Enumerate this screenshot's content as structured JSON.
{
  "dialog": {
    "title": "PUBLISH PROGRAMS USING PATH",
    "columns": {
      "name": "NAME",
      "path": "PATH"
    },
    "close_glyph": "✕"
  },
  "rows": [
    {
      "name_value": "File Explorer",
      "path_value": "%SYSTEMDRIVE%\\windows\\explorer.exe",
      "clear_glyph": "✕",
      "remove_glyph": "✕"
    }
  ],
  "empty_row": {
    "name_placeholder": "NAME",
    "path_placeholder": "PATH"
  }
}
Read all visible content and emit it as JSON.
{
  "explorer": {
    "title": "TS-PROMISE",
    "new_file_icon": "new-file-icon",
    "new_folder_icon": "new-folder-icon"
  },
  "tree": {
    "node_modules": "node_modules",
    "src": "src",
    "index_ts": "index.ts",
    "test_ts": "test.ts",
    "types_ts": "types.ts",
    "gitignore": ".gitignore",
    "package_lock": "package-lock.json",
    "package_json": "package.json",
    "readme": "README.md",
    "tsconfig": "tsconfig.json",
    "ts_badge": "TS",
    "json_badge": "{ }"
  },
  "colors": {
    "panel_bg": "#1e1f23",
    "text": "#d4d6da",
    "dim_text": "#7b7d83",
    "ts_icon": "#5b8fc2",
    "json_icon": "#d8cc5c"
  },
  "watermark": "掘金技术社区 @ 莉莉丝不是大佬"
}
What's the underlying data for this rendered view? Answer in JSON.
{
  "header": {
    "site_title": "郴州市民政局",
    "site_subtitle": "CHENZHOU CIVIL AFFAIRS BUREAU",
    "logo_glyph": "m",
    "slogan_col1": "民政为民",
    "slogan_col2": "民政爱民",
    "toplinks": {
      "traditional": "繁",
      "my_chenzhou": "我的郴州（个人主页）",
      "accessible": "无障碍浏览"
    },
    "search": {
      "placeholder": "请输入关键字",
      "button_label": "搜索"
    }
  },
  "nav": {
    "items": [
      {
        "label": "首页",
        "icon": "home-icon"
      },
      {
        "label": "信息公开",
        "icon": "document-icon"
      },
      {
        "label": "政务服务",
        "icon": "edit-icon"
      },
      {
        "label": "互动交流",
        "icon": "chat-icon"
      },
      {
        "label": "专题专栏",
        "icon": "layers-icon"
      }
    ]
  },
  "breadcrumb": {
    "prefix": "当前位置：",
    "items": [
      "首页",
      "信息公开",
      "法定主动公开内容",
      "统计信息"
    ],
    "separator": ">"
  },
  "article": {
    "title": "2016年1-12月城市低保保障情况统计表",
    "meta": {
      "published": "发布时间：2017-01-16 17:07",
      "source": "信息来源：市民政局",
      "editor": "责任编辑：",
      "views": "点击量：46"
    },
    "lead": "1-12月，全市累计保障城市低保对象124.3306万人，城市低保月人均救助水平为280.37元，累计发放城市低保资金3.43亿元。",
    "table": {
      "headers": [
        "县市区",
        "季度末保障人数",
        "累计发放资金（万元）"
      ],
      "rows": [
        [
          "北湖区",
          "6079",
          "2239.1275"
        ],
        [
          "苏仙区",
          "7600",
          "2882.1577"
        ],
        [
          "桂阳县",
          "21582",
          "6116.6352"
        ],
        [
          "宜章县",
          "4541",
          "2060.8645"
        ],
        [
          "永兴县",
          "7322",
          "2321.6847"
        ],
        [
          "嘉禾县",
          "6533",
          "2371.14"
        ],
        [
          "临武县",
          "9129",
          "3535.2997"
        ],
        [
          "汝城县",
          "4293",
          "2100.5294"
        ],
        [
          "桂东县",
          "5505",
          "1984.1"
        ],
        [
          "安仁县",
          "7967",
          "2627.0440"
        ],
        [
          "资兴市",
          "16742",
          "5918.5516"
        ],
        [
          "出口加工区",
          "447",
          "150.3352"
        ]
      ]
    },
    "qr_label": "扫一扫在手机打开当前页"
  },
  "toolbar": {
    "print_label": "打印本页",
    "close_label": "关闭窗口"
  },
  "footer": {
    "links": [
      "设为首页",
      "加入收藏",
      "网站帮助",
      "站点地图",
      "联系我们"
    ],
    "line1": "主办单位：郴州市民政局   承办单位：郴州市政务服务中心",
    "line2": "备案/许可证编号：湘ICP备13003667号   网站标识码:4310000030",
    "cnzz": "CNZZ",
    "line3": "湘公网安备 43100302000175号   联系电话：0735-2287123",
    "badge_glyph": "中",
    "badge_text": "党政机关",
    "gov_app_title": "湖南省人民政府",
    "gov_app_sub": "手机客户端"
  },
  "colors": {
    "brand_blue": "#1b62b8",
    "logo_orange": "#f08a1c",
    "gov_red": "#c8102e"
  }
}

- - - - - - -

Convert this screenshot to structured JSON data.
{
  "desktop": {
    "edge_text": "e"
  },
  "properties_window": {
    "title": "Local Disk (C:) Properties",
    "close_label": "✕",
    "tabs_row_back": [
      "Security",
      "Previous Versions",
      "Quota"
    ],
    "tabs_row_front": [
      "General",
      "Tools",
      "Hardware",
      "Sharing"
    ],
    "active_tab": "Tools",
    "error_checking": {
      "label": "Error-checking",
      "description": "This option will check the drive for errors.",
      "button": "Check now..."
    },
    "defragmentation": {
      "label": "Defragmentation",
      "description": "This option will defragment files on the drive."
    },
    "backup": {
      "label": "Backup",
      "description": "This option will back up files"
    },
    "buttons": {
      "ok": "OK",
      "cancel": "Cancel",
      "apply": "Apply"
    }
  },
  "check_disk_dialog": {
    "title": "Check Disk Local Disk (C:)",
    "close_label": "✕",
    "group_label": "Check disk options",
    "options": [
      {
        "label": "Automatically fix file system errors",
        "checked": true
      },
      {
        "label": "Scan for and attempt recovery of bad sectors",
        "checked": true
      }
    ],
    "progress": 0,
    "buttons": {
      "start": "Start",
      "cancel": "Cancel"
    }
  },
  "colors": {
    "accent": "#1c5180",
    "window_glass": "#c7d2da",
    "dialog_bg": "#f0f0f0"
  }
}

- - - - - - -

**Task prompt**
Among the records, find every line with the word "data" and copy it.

**Answer space**
What's the underlying data for this rendered view? Answer in JSON.
Convert this screenshot to structured JSON data.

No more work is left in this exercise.